> **Action item**:
Consider the entries below. Count the lines holding the string "placeholder" and state the number only.

> **Supplied material**:
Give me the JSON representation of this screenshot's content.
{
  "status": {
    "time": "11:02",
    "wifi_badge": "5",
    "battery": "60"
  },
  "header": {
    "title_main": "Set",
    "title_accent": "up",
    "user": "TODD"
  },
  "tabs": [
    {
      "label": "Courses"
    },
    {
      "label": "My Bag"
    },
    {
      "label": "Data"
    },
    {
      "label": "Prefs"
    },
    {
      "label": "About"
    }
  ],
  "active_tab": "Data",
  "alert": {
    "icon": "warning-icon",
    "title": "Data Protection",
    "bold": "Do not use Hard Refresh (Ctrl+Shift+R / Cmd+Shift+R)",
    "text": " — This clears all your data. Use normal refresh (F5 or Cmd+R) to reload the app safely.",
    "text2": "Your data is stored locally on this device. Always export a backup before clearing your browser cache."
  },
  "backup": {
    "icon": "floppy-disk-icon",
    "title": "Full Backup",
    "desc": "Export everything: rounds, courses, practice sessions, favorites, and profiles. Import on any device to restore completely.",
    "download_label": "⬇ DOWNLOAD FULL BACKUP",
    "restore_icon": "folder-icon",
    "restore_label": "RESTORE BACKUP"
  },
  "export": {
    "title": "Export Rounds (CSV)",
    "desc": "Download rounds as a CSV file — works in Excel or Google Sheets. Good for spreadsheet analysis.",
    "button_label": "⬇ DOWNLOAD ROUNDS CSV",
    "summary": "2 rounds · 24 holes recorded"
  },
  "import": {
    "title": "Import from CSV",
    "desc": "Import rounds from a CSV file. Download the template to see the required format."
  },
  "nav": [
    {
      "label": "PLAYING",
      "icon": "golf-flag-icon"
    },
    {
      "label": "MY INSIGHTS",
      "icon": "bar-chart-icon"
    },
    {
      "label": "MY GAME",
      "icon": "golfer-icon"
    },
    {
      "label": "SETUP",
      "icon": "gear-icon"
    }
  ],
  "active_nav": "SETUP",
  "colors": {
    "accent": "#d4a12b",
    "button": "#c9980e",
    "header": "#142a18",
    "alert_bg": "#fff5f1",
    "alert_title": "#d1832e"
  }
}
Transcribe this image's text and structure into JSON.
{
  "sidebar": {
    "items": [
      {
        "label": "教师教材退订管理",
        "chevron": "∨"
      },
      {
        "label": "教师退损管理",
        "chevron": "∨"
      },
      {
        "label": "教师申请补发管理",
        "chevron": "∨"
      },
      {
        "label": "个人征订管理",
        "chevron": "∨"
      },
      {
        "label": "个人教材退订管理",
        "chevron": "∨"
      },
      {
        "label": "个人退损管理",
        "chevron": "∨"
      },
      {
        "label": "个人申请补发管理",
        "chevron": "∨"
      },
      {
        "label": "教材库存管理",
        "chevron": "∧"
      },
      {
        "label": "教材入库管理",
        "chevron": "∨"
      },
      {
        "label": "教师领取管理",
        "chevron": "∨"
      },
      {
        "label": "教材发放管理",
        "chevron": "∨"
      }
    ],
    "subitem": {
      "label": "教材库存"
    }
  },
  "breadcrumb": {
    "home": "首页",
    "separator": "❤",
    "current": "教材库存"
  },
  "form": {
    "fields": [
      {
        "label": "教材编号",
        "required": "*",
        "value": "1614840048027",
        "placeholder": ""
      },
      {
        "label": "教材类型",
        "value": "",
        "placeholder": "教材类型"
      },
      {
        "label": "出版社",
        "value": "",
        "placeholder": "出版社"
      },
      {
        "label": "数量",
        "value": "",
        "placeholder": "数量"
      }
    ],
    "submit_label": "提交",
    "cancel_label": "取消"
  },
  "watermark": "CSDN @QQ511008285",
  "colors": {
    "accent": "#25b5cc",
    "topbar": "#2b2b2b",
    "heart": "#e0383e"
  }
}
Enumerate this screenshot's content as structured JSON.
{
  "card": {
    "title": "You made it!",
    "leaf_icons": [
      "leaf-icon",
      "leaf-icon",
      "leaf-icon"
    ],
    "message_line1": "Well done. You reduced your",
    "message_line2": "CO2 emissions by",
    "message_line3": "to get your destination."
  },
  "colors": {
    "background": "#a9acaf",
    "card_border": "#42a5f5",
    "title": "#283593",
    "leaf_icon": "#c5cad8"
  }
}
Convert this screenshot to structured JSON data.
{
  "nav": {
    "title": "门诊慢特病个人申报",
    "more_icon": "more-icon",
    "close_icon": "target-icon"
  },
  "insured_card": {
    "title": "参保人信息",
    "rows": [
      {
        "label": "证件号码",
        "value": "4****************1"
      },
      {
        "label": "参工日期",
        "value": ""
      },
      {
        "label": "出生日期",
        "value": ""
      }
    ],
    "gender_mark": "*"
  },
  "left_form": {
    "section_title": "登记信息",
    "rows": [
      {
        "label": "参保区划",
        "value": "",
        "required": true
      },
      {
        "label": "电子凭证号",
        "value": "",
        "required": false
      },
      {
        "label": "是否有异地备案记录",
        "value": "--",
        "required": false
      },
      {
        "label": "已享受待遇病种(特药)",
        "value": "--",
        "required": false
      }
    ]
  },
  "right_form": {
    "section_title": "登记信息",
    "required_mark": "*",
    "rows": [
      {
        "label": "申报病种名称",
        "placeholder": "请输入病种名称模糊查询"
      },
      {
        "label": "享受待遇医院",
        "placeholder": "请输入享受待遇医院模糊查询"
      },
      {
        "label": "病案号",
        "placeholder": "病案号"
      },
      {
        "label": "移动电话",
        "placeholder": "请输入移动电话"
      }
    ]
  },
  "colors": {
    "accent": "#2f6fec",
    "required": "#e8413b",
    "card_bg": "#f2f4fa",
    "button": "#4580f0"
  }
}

> **Answer section**:
8